(PROBLEM DESCRIPTION):
Each record below should be given again exactly as it reads.

**** RECORD EXTRACTS ****

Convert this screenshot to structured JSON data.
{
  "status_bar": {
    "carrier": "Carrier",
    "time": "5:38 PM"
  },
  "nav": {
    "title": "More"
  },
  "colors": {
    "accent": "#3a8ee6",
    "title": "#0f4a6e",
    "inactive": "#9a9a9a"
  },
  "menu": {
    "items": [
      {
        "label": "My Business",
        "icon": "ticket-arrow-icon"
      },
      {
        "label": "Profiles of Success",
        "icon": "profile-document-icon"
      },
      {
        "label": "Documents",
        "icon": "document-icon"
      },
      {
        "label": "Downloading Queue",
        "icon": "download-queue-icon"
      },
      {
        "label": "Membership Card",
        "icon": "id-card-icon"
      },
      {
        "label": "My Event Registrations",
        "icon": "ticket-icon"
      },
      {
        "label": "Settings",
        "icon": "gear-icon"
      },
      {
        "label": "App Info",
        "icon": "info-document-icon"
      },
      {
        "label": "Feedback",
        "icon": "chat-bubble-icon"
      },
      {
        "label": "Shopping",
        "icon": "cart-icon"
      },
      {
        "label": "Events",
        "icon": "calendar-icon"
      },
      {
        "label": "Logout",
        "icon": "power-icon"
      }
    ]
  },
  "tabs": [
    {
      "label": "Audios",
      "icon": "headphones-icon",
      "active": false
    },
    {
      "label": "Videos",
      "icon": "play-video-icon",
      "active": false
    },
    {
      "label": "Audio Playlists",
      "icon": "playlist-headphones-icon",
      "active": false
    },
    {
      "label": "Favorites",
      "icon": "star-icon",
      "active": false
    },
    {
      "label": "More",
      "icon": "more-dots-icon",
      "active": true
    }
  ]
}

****

(THE ANSWER):
Convert this screenshot to structured JSON data.
{
  "status_bar": {
    "carrier": "Carrier",
    "time": "5:38 PM"
  },
  "nav": {
    "title": "More"
  },
  "colors": {
    "accent": "#3a8ee6",
    "title": "#0f4a6e",
    "inactive": "#9a9a9a"
  },
  "menu": {
    "items": [
      {
        "label": "My Business",
        "icon": "ticket-arrow-icon"
      },
      {
        "label": "Profiles of Success",
        "icon": "profile-document-icon"
      },
      {
        "label": "Documents",
        "icon": "document-icon"
      },
      {
        "label": "Downloading Queue",
        "icon": "download-queue-icon"
      },
      {
        "label": "Membership Card",
        "icon": "id-card-icon"
      },
      {
        "label": "My Event Registrations",
        "icon": "ticket-icon"
      },
      {
        "label": "Settings",
        "icon": "gear-icon"
      },
      {
        "label": "App Info",
        "icon": "info-document-icon"
      },
      {
        "label": "Feedback",
        "icon": "chat-bubble-icon"
      },
      {
        "label": "Shopping",
        "icon": "cart-icon"
      },
      {
        "label": "Events",
        "icon": "calendar-icon"
      },
      {
        "label": "Logout",
        "icon": "power-icon"
      }
    ]
  },
  "tabs": [
    {
      "label": "Audios",
      "icon": "headphones-icon",
      "active": false
    },
    {
      "label": "Videos",
      "icon": "play-video-icon",
      "active": false
    },
    {
      "label": "Audio Playlists",
      "icon": "playlist-headphones-icon",
      "active": false
    },
    {
      "label": "Favorites",
      "icon": "star-icon",
      "active": false
    },
    {
      "label": "More",
      "icon": "more-dots-icon",
      "active": true
    }
  ]
}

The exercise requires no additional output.